=== REQUIRED WORK ===
Report back the lines in this listing that carry the string "split".

=== RECORDS PROVIDED ===
⁂
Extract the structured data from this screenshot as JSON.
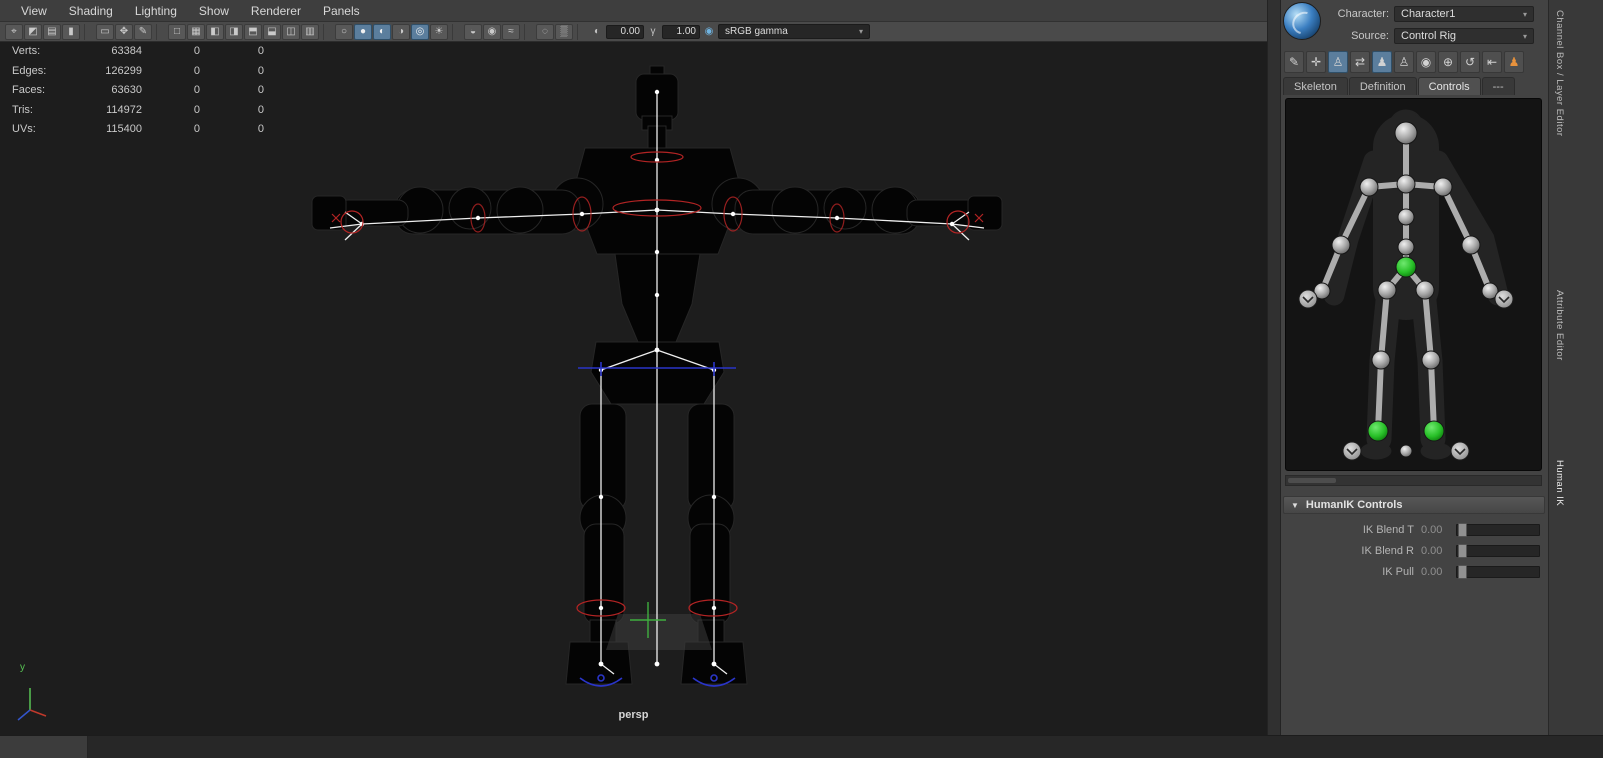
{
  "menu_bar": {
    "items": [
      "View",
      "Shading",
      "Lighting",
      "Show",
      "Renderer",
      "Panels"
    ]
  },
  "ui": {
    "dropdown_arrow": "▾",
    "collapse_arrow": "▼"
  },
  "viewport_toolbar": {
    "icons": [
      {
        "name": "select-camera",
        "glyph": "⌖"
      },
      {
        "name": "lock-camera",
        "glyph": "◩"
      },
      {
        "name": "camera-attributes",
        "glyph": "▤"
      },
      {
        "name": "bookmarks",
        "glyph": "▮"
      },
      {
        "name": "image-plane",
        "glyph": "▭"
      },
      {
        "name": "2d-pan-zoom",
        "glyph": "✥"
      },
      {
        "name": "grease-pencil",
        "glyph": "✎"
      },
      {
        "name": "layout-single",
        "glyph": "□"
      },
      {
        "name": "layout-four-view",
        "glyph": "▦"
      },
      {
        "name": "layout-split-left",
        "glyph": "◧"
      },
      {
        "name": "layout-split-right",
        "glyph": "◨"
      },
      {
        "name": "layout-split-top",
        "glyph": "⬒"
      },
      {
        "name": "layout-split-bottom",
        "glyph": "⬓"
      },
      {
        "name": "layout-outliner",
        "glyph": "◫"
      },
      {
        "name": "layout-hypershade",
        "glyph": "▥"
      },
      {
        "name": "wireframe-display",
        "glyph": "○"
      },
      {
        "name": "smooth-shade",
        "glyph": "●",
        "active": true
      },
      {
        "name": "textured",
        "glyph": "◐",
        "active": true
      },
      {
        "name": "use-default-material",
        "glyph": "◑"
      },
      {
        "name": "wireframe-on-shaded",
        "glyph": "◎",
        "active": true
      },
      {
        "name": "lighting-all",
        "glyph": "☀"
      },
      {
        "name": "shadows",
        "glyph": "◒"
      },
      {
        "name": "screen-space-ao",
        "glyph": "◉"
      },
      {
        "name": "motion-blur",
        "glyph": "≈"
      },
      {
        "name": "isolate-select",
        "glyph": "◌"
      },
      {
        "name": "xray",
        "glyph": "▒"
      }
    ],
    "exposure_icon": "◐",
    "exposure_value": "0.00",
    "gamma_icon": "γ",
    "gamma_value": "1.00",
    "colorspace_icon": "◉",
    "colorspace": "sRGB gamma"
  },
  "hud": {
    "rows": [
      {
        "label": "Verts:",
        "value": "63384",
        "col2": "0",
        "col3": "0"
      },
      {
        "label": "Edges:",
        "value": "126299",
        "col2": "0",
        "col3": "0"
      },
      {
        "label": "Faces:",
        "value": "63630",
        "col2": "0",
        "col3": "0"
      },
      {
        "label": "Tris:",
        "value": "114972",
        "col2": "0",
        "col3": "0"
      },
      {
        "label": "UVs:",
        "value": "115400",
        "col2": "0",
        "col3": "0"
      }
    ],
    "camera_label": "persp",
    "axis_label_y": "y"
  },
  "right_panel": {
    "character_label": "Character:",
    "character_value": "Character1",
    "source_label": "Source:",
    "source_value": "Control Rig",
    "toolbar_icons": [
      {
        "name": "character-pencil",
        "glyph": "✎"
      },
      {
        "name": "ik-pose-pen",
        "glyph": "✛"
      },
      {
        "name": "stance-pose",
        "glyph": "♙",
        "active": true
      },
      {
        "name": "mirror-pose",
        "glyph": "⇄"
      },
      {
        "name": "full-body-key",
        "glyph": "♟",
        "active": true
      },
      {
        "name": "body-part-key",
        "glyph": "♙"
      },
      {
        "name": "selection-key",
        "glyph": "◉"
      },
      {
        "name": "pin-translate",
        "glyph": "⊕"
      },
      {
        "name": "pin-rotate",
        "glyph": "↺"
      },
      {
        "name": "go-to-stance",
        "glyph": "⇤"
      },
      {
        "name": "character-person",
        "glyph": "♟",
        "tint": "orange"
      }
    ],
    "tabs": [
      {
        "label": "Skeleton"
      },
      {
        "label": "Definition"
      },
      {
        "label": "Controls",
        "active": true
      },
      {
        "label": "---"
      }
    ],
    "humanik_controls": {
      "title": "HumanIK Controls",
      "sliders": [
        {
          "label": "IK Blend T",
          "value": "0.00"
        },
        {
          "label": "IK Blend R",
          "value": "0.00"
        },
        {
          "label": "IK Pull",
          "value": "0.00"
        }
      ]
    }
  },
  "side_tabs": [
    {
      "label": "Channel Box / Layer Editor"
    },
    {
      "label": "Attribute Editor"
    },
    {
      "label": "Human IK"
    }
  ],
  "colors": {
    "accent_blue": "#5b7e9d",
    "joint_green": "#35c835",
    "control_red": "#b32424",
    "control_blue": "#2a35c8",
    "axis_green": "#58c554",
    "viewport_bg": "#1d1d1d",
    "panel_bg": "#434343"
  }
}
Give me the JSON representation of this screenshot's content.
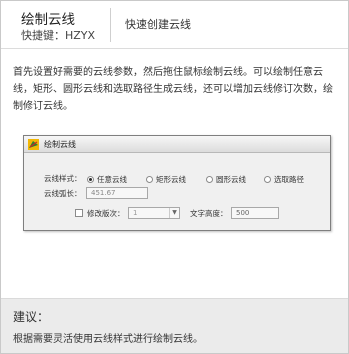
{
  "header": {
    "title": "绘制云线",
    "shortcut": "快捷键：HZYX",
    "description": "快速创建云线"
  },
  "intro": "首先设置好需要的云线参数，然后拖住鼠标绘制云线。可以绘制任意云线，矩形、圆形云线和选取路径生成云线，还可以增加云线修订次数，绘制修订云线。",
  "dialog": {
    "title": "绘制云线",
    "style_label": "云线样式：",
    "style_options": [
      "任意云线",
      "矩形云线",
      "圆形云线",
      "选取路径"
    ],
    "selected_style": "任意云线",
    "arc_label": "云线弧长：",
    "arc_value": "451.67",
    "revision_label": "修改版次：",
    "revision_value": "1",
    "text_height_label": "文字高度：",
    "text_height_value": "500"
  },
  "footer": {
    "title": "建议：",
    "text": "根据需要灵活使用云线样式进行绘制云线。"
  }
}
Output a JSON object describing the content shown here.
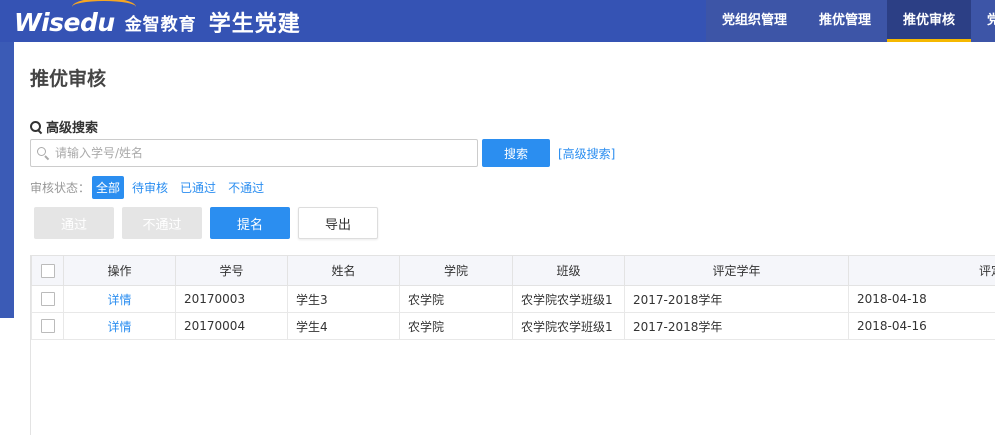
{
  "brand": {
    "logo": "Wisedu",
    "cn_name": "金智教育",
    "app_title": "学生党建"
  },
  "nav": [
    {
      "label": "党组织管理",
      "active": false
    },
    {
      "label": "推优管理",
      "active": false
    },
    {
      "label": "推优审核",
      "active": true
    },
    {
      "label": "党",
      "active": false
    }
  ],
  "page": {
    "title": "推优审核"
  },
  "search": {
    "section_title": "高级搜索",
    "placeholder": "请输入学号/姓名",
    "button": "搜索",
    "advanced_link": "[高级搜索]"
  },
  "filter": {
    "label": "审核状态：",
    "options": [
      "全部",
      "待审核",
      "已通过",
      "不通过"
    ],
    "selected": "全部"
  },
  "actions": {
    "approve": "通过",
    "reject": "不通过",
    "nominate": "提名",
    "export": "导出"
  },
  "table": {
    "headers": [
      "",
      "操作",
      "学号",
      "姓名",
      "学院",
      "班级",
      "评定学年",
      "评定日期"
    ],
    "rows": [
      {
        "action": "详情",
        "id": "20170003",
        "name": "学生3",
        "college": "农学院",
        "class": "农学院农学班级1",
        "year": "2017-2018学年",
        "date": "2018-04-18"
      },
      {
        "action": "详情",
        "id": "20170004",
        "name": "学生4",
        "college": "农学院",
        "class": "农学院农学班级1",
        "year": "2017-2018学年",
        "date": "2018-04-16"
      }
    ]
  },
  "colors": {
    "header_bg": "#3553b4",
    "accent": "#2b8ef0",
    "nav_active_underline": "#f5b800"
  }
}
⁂
=== EXPECTED ANSWER ===
        "name": "layout-split-left",
        "name": "layout-split-right",
        "name": "layout-split-top",
        "name": "layout-split-bottom",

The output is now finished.